More Auckland pet owners are turning to "doggie daycare" options that offer door-to-door service and activities including agility and search and retrieval classes.
Dog care services said they have to turn away business as demand rises.
Angela Beer owns Pets and Pats, a boutique doggie daycare facility that services Ponsonby, Herne Bay and central Auckland.
She said her business has increased 50 per cent since she opened it in 2012, and she still cannot keep up with the demand. Her team of five collect clients' canines in a "school bus" and take them to dog- friendly parks around the city.
"It's like doing PE at school, we do agility and search and retrieval training.
"They are mentally and physically stimulated in a safe environment."
Emma Feenstra, of Titirangi, is looking to take on new staff at her service, 4-Legged Fun.
"There has definitely been a growing trend," she said.
"I don't do any marketing or advertising but I find that my business has been growing."

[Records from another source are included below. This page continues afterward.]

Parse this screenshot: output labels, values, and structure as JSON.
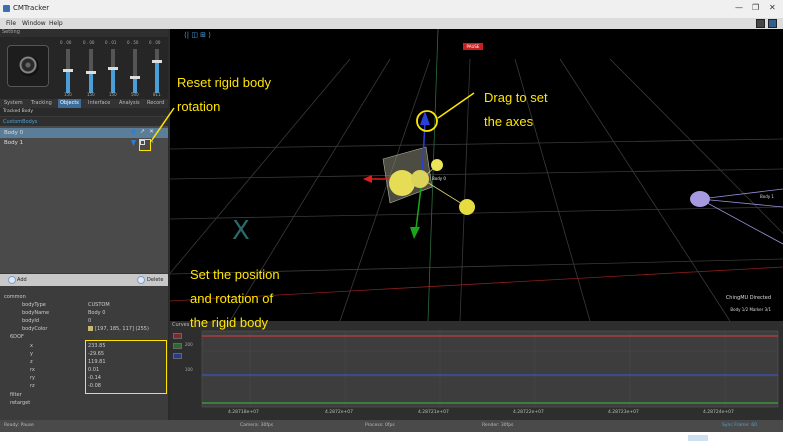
{
  "window": {
    "title": "CMTracker",
    "controls": [
      "—",
      "❐",
      "✕"
    ]
  },
  "menu": [
    "File",
    "Window",
    "Help"
  ],
  "setting_panel": {
    "header": "Setting",
    "sliders": [
      {
        "value_label": "0 . 00",
        "min_label": "150",
        "level": 0.5
      },
      {
        "value_label": "0 . 00",
        "min_label": "150",
        "level": 0.45
      },
      {
        "value_label": "0 . 01",
        "min_label": "150",
        "level": 0.55
      },
      {
        "value_label": "0 . 50",
        "min_label": "500",
        "level": 0.35
      },
      {
        "value_label": "0 . 00",
        "min_label": "811",
        "level": 0.7
      }
    ],
    "tabs": [
      "System",
      "Tracking",
      "Objects",
      "Interface",
      "Analysis",
      "Record"
    ],
    "active_tab": "Objects",
    "tracker_row": "Tracked Body",
    "rigid_bodies_header": "CustomBodys",
    "rigid_bodies": [
      "Body 0",
      "Body 1"
    ],
    "add_label": "Add",
    "delete_label": "Delete"
  },
  "properties": {
    "common_label": "common",
    "rows": [
      {
        "key": "bodyType",
        "value": "CUSTOM"
      },
      {
        "key": "bodyName",
        "value": "Body 0"
      },
      {
        "key": "bodyId",
        "value": "0"
      },
      {
        "key": "bodyColor",
        "value": "[197, 185, 117] (255)"
      }
    ],
    "sixdof_label": "6DOF",
    "sixdof": [
      {
        "key": "x",
        "value": "233.85"
      },
      {
        "key": "y",
        "value": "-29.65"
      },
      {
        "key": "z",
        "value": "119.81"
      },
      {
        "key": "rx",
        "value": "0.01"
      },
      {
        "key": "ry",
        "value": "-0.14"
      },
      {
        "key": "rz",
        "value": "-0.08"
      }
    ],
    "filter_label": "filter",
    "retarget_label": "retarget"
  },
  "viewport": {
    "pause_badge": "PAUSE",
    "toolbar_glyph": "⟨| ◫ ⊞ ⟩",
    "body_label": "Body 0",
    "peer_label": "Body 1",
    "direction_label": "ChingMU Directed",
    "status_label": "Body 1/2  Marker 3/1"
  },
  "graph": {
    "title": "Curves",
    "x_ticks": [
      "4.28718e+07",
      "4.2872e+07",
      "4.28721e+07",
      "4.28722e+07",
      "4.28723e+07",
      "4.28724e+07"
    ],
    "y_ticks": [
      "200",
      "100"
    ],
    "series_colors": {
      "x": "#e03b3b",
      "y": "#3bbf3b",
      "z": "#3a56d8"
    }
  },
  "statusbar": {
    "left": "Ready: Pause",
    "camera": "Camera: 30fps",
    "process": "Process: 0fps",
    "render": "Render: 30fps",
    "right": "Sync Frame: 60"
  },
  "annotations": {
    "reset": [
      "Reset  rigid body",
      "rotation"
    ],
    "drag": [
      "Drag to set",
      "the axes"
    ],
    "position": [
      "Set the position",
      "and  rotation of",
      "the rigid body"
    ]
  }
}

Mrs Beer said some of her clients would spend around $500 a week on their dog and that covered dog walking, grooming, vet bills and food.
A trend to delay having children was also a factor, she said.
"We also see people who have not had a baby so the dog has been the baby, but suddenly they have a baby and say, 'well, I can't be unfair to the dog', so they get a nanny for the dog."
Ms Feenstra said people wanted the best for their pets.
"People get dogs because they enjoy walking them every day. For a lot of my clients it's not about them being unable to walk them - it's about the dogs getting something that sort of breaks up their day for them."
Despite the price tag, daycare pays off for time-poor owners
Auckland lawyer Marie Dyhrberg cannot guarantee she will be able to walk her dogs each day, so books them into doggie daycare three times a week. Two of her dogs join two belonging to a colleague.
"They hear the van around the corner, God knows how they do, and start going crazy ... by the time the person comes through the gate they are just going berserk.
"They hop out in the van with their little mates and do all sorts of things. They have their little school mates just like kids at school do. They just love seeing each other. They still have to have their manners and they get taught how to do things right ... they go to places that are really safe."
The group attend Pets and Pats at a combined cost of about $1000 a month, Ms Dyhrberg said. "I am really busy and it just takes the pressure off. If something crops up ... it takes the pressure off me because I do think that dogs have to get out every day and also they have to socialise with other people and other dogs."